After 20 years of operations, the Paranal Observatory has accumulated some experience with maintenance of systems, and has lately adopted the methodology called ‘Maintien en Condition Operationnelle’ (MCO). We will describe and review the practical implementation of this strategy, the tools used, the benefits and challenges as well as practical examples and how it is overall managed. The approach is also a benchmarking exercise for operation of the ESO-ELT in the future.
For almost two decades, large volumes of technical data, in a variety of formats, have resulted from the normal operations at the observatory. Similarly, in the last few years, dealing with huge amounts of data has become a priority for several industries, and as consequence, terms like "Big Data" or "Data Lake" have started to be more and more commonly used. Under these circumstances, frameworks and tools have proliferated and later released as "Open Software"; the hardware, on the other hand, has also changed giving the power to deal with this volume of data in a reasonable timeframe, and at a reasonable price. <p> </p>We hereafter present the first version of a modern data lab developed for the Maintenance Support and Engineering Department (MSE) at the Paranal Observatory, “The MSE DataLab”. This DataLab will allow us to take advantage of this new technological evolution and to be prepared for the current and further challenges to come. These challenges, of course, refer to improving the overall observatory dependability (Reliability, Availability and Maintainability) by supporting the operations in our current and forthcoming telescopes.
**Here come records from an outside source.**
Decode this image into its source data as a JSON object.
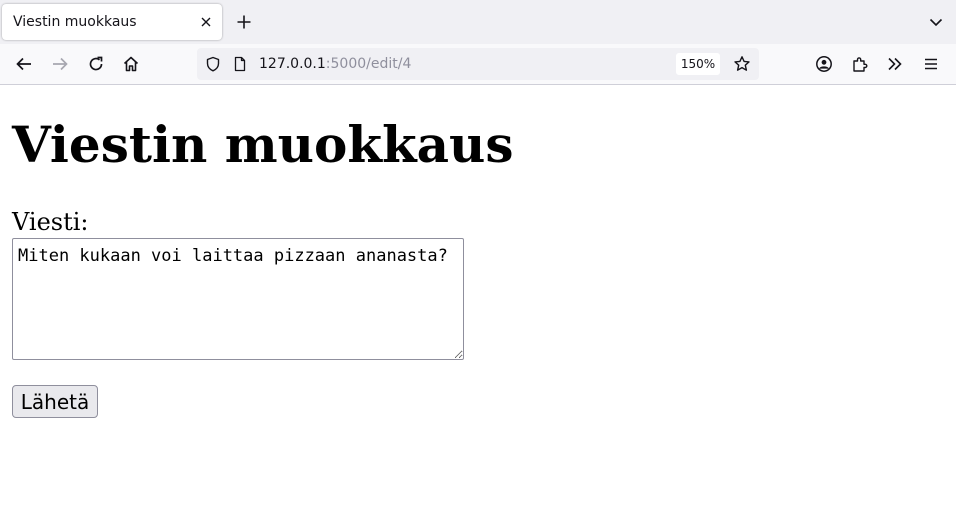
{
  "browser": {
    "tab_title": "Viestin muokkaus",
    "url_host": "127.0.0.1",
    "url_path": ":5000/edit/4",
    "zoom": "150%"
  },
  "page": {
    "heading": "Viestin muokkaus",
    "message_label": "Viesti:",
    "message_value": "Miten kukaan voi laittaa pizzaan ananasta?",
    "submit_label": "Lähetä"
  }
}
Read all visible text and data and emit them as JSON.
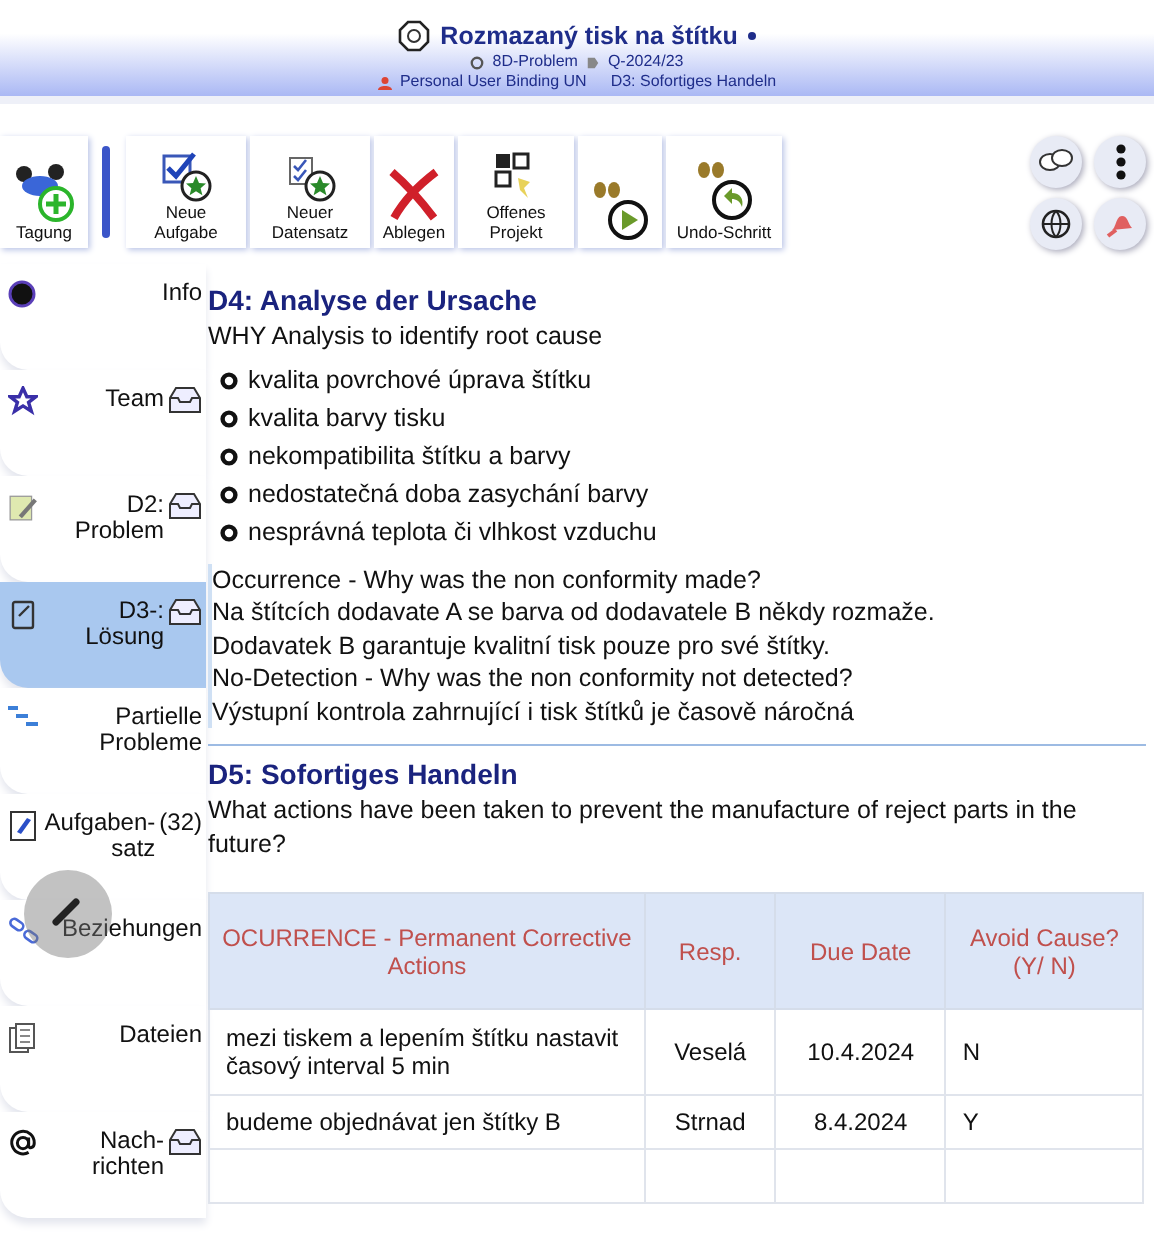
{
  "header": {
    "title": "Rozmazaný tisk na štítku",
    "type": "8D-Problem",
    "number": "Q-2024/23",
    "user": "Personal User Binding UN",
    "step": "D3: Sofortiges Handeln"
  },
  "toolbar": [
    {
      "kind": "meeting",
      "label": "Tagung"
    },
    {
      "kind": "separator"
    },
    {
      "kind": "new-task",
      "label": "Neue Aufgabe"
    },
    {
      "kind": "new-record",
      "label": "Neuer Datensatz"
    },
    {
      "kind": "discard",
      "label": "Ablegen"
    },
    {
      "kind": "open-project",
      "label": "Offenes Projekt"
    },
    {
      "kind": "step-forward"
    },
    {
      "kind": "undo",
      "label": "Undo-Schritt"
    }
  ],
  "sidebar": {
    "items": [
      {
        "kind": "dot",
        "label": "Info",
        "inbox": false,
        "selected": false
      },
      {
        "kind": "star",
        "label": "Team",
        "inbox": true,
        "selected": false
      },
      {
        "kind": "note",
        "label": "D2: Problem",
        "inbox": true,
        "selected": false
      },
      {
        "kind": "clipboard",
        "label": "D3-: Lösung",
        "inbox": true,
        "selected": true
      },
      {
        "kind": "steps",
        "label": "Partielle Probleme",
        "inbox": false,
        "selected": false
      },
      {
        "kind": "task",
        "label": "Aufgaben-satz",
        "count": "(32)",
        "inbox": false,
        "selected": false
      },
      {
        "kind": "link",
        "label": "Beziehungen",
        "inbox": false,
        "selected": false
      },
      {
        "kind": "files",
        "label": "Dateien",
        "inbox": false,
        "selected": false
      },
      {
        "kind": "at",
        "label": "Nach-richten",
        "inbox": true,
        "selected": false
      }
    ]
  },
  "d4": {
    "heading": "D4: Analyse der Ursache",
    "intro": "WHY Analysis to identify root cause",
    "causes": [
      "kvalita povrchové úprava štítku",
      "kvalita barvy tisku",
      "nekompatibilita štítku a barvy",
      "nedostatečná doba zasychání barvy",
      "nesprávná teplota či vlhkost vzduchu"
    ],
    "lines": [
      "Occurrence - Why was the non conformity made?",
      "Na štítcích dodavate A se barva od dodavatele B někdy rozmaže.",
      "Dodavatek B garantuje kvalitní tisk pouze pro své štítky.",
      "No-Detection - Why was the non conformity not detected?",
      "Výstupní kontrola zahrnující i tisk štítků je časově náročná"
    ]
  },
  "d5": {
    "heading": "D5: Sofortiges Handeln",
    "question": "What actions have been taken to prevent the manufacture of reject parts in the future?",
    "table": {
      "columns": [
        "OCURRENCE - Permanent Corrective Actions",
        "Resp.",
        "Due Date",
        "Avoid Cause? (Y/ N)"
      ],
      "rows": [
        [
          "mezi tiskem a lepením štítku nastavit časový interval 5 min",
          "Veselá",
          "10.4.2024",
          "N"
        ],
        [
          "budeme objednávat jen štítky B",
          "Strnad",
          "8.4.2024",
          "Y"
        ]
      ]
    }
  }
}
First, in our Very Large Telescopes (VLT), the VLT Interferometer (VLTI) and the survey telescopes (VISTA and VST). Secondly, in the Extremely Large Telescope (ELT) and the Cherenkov Telescope Array (CTA).
ESO is undertaking a large upgrade of the infrastructure on Cerro Paranal in order to integrate the 2nd generation of interferometric instruments Gravity and MATISSE, and increase its performance. This upgrade started mid 2014 with the construction of a service station for the Auxiliary Telescopes and will end with the implementation of the adaptive optics system for the Auxiliary telescope (NAOMI) in 2018. This upgrade has an impact on the infrastructure of the VLTI, as well as its sub-systems and scientific instruments.
The MACAO curvature wavefront sensors have been designed as a generic adaptive optics sensor for the Very Large Telescope. Six systems have been manufactured and implemented on sky: four installed in the UTs Coudé train as an AO facility for the VLTI, and two in UT’s instruments, SINFONI and CRIRES. The MACAO-VLTI have now been in use for scientific operation for more than a decade and are planned to be operated for at least ten more years. As second generation instruments for the VLTI were planned to start implementation in end of 2015, accompanied with a major upgrade of the VLTI infrastructure, we saw it as a good time for a rejuvenation project of these systems, correcting the obsolete components. This obsolescence correction also gave us the opportunity to implement improved capabilities: the correction frequency was pushed from 420 Hz to 1050 Hz, and an automatic vibrations compensation algorithm was added. The implementation on the first MACAO was done in October 2014 and the first phase of obsolescence correction was completed in all four MACAO-VLTI systems in October 2015 with the systems delivered back to operation. The resuming of the scientific operation of the VLTI on the UTs in November 2015 allowed to gather statistics in order to evaluate the improvement of the performances through this upgrade. A second phase of obsolescence correction has now been started, together with a global reflection on possible further improvements to secure observations with the VLTI.
The high multiplex advantage of VIMOS, the VLT visible imager and multi-object/integral-field spectrometer, makes it
a powerful instrument for large-scale spectroscopic surveys of faint sources. Following community input and
recommendations by ESO's Science and Technology Committee, in 2009 it was decided to upgrade the instrument. This
included installing an active flexure compensation system and replacing the detectors with CCDs that have a far better
red sensitivity and less fringing. Significant changes have also been made to the hardware, maintenance and operational
procedures of the instrument with the aim of improving availability and productivity. Improvements have also been
made to the data reduction pipeline. The upgrade will end in 2012 and the results of the program will be presented here.
The ESO Very Large Telescope Interferometer (VLTI) offers access to the four 8-m Unit Telescopes (UT) and
the four 1.8-m Auxiliary Telescopes (AT) of the Paranal Observatory located in the Atacama Desert in
northern Chile. The two VLTI instruments, MIDI and AMBER deliver regular scientific results. In parallel to the
operation, the instruments developments are pursued, and new modes are studied and commissioned to offer
a wider range of scientific possibilities to the community and increase sensitivity. New configurations of the
ATs have been offered and are frequently discussed with the science users of the VLTI and implemented to
optimize the scientific return. The PRIMA instrument, bringing astrometry capability to the VLTI and phase
referencing to the instruments is being commissioned. The visitor instrument PIONIER is now fully operational
and bringing imaging capability to the VLTI.
The current status of the VLTI is described with successes and scientific results, and prospects on future
evolution are presented.